It seems like the words “self care” are on everyone’s lips right now. The last two books I read, Own Your Life by Sally Clarkson and The Fringe Hours by Jessica Turner (you should probably stop reading this post right now and go read both of them), emphasize the importance of self care, of intentionally building in time for it on a regular basis.
But what is self care, exactly? What does it look like? Is it pedicures and indulging in a pair of new earrings and the occasional deviation from our Paleo diets in favor of a doughnut (I’ll take a glazed old-fashioned, thanks very much)? Maybe.
Self care is the practice of incorporating into our busy schedules the things that make us healthier (mentally and emotionally as well as physically), happier, and more satisfied with our lives. Self care means deliberate rest and relaxation. It means physical activity that provides a sense of well-being (not the grueling, miserable kind). Self care means engaging in hobbies and pastimes you love, even if those activities are not lucrative or overtly productive for your household (reading a good book, scrapbooking, writing, baking cookies), even if they detract from the pile of laundry on your bedroom floor and the dust bunnies in the corners of your living room. Self care is indulgence in a healthy way – not gluttony or slothfulness, but pausing to fill your own tank with what makes you tick, with what refreshes you, whether that’s a Venti Caramel Macchiato, Jane Green’s latest novel, or your 3,754th viewing of the BBC’s Pride and Prejudice, the one with Colin Firth.
What self care is not: Cleaning. Grocery shopping (which, admittedly, can sometimes feel like a lovely escape from chaos if you do it kid-free, but don’t be deluded into thinking this is real self care). Laundry. Ironing. P90X (unless you are one of those rare people who just gets pumped doing P90X – to each his own). Mowing the lawn (although gardening might be considered self care, if you find it truly therapeutic).
There is a veritable outcry that we are in desperate need of self care. We are burned out, unhappy, dissatisfied, depressed. We need more naps on the couch, more walks in the woods, more Gilmore Girls re-runs. We need more date nights. We need to worry less about whether the house is clean and our families are getting a homecooked meal seven nights a week (order pizza, for Pete’s sake).

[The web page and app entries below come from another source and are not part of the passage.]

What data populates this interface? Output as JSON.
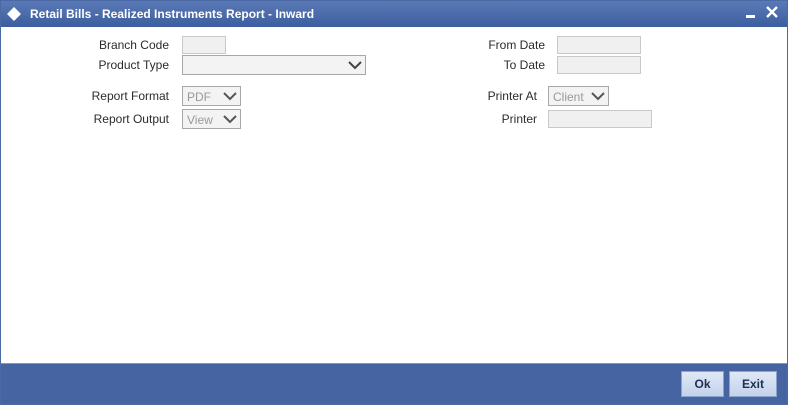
{
  "window": {
    "title": "Retail Bills - Realized Instruments Report - Inward",
    "minimize_icon": "minimize-icon",
    "close_icon": "close-icon"
  },
  "form": {
    "branch_code": {
      "label": "Branch Code",
      "value": ""
    },
    "product_type": {
      "label": "Product Type",
      "value": ""
    },
    "report_format": {
      "label": "Report Format",
      "value": "PDF"
    },
    "report_output": {
      "label": "Report Output",
      "value": "View"
    },
    "from_date": {
      "label": "From Date",
      "value": ""
    },
    "to_date": {
      "label": "To Date",
      "value": ""
    },
    "printer_at": {
      "label": "Printer At",
      "value": "Client"
    },
    "printer": {
      "label": "Printer",
      "value": ""
    }
  },
  "footer": {
    "ok_label": "Ok",
    "exit_label": "Exit"
  },
  "colors": {
    "titlebar": "#3d5f9f",
    "footer": "#4764a2",
    "button": "#c3d3ea"
  }
}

In Jen Hatmaker‘s new book, For the Love, which releases this in coming August (yes, I got to read it early – don’t hate), there’s an essay about how we as a culture are trying to fit too much stuff into our crowded lives, like a gymnast trying to carry a bunch of unnecessary crap while performing on the balance beam. You simply can’t have too many things “on the beam,” or you’re going to meet with disaster. Jen’s challenge for all of us is to get rid of the extra stuff that’s cluttering up our lives – to boot it “off the beam.” She’s not talking about dumping the necessities, like cleaning and cooking and caring for our families, but the other stuff, the stuff we don’t really love but seem to keep doing anyway. Committees and serving opportunities and the PTA. We need to get this stuff off our beams to make room for the stuff that actually fills us up. More self care.
I try to carve out a little time for self care every day – a walk outside, a few minutes of yoga, a chapter of a good book or a few rows of knitting before bed, an episode of Parenthood during my lunch hour. But I’ve found I need self care in larger chunks, too.
In the interest of better self care, I’ve taken back Friday afternoons. I’m using half of a vacation day every week to carve out time for my own passion projects, most of which involve writing. I did the same thing a year ago, from New Year’s until Labor Day, when E got his new job and went away for training. Let me tell you, those Friday afternoons were consistently my favorite hours of the week. Not that I don’t love being with my people, but getting away and spending a chunk of time on the things that uniquely satisfy me enables me to love my people better, because I’m filling my tank, refreshing myself. I’m making room in my life to just be ME.
Granted, not everyone can take Friday afternoons off. But what can you do? What chunk of time can you reclaim for self care? Saturday morning? Sunday afternoon? Thursday evening? If you had an extra three or four hours, what would you do with them?
Go – figure out your options. You won’t regret it.
As for me, this Friday thing might be the best self care decision I’ve made in a year. I’ll be sure to let you know.
Photo credit: Ahmed Hashim. License: Creative Commons 2.0.